## EXERCISE REQUIREMENTS
Give the records again. Keep them exact and leave out the images.

## SUPPLIED DATA

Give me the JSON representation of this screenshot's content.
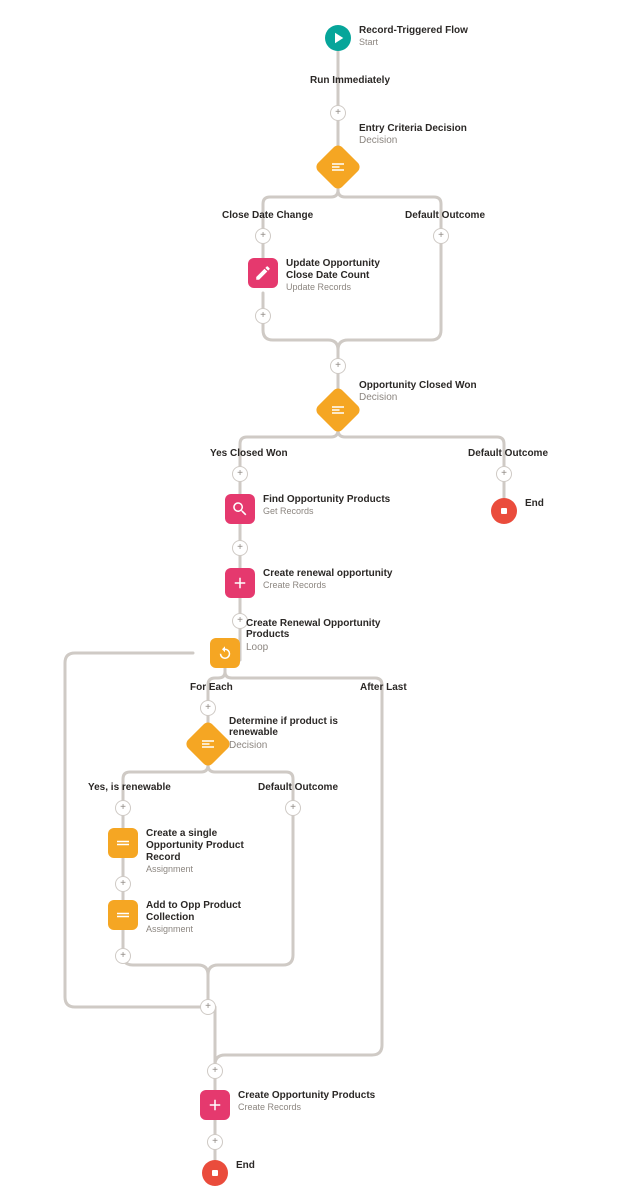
{
  "start": {
    "title": "Record-Triggered Flow",
    "subtitle": "Start"
  },
  "runImmediately": "Run Immediately",
  "entryDecision": {
    "title": "Entry Criteria Decision",
    "subtitle": "Decision"
  },
  "branchA": "Close Date Change",
  "branchB": "Default Outcome",
  "updateCount": {
    "title": "Update Opportunity Close Date Count",
    "subtitle": "Update Records"
  },
  "closedWonDecision": {
    "title": "Opportunity Closed Won",
    "subtitle": "Decision"
  },
  "branchYes": "Yes Closed Won",
  "branchDefault2": "Default Outcome",
  "endLabel": "End",
  "findProducts": {
    "title": "Find Opportunity Products",
    "subtitle": "Get Records"
  },
  "createRenewal": {
    "title": "Create renewal opportunity",
    "subtitle": "Create Records"
  },
  "loopTitle": {
    "title": "Create Renewal Opportunity Products",
    "subtitle": "Loop"
  },
  "forEach": "For Each",
  "afterLast": "After Last",
  "determine": {
    "title": "Determine if product is renewable",
    "subtitle": "Decision"
  },
  "branchYesRenew": "Yes, is renewable",
  "branchDefault3": "Default Outcome",
  "createSingle": {
    "title": "Create a single Opportunity Product Record",
    "subtitle": "Assignment"
  },
  "addToColl": {
    "title": "Add to Opp Product Collection",
    "subtitle": "Assignment"
  },
  "createOppProducts": {
    "title": "Create Opportunity Products",
    "subtitle": "Create Records"
  }
}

## REPLY
Give me the JSON representation of this screenshot's content.
{
  "start": {
    "title": "Record-Triggered Flow",
    "subtitle": "Start"
  },
  "runImmediately": "Run Immediately",
  "entryDecision": {
    "title": "Entry Criteria Decision",
    "subtitle": "Decision"
  },
  "branchA": "Close Date Change",
  "branchB": "Default Outcome",
  "updateCount": {
    "title": "Update Opportunity Close Date Count",
    "subtitle": "Update Records"
  },
  "closedWonDecision": {
    "title": "Opportunity Closed Won",
    "subtitle": "Decision"
  },
  "branchYes": "Yes Closed Won",
  "branchDefault2": "Default Outcome",
  "endLabel": "End",
  "findProducts": {
    "title": "Find Opportunity Products",
    "subtitle": "Get Records"
  },
  "createRenewal": {
    "title": "Create renewal opportunity",
    "subtitle": "Create Records"
  },
  "loopTitle": {
    "title": "Create Renewal Opportunity Products",
    "subtitle": "Loop"
  },
  "forEach": "For Each",
  "afterLast": "After Last",
  "determine": {
    "title": "Determine if product is renewable",
    "subtitle": "Decision"
  },
  "branchYesRenew": "Yes, is renewable",
  "branchDefault3": "Default Outcome",
  "createSingle": {
    "title": "Create a single Opportunity Product Record",
    "subtitle": "Assignment"
  },
  "addToColl": {
    "title": "Add to Opp Product Collection",
    "subtitle": "Assignment"
  },
  "createOppProducts": {
    "title": "Create Opportunity Products",
    "subtitle": "Create Records"
  }
}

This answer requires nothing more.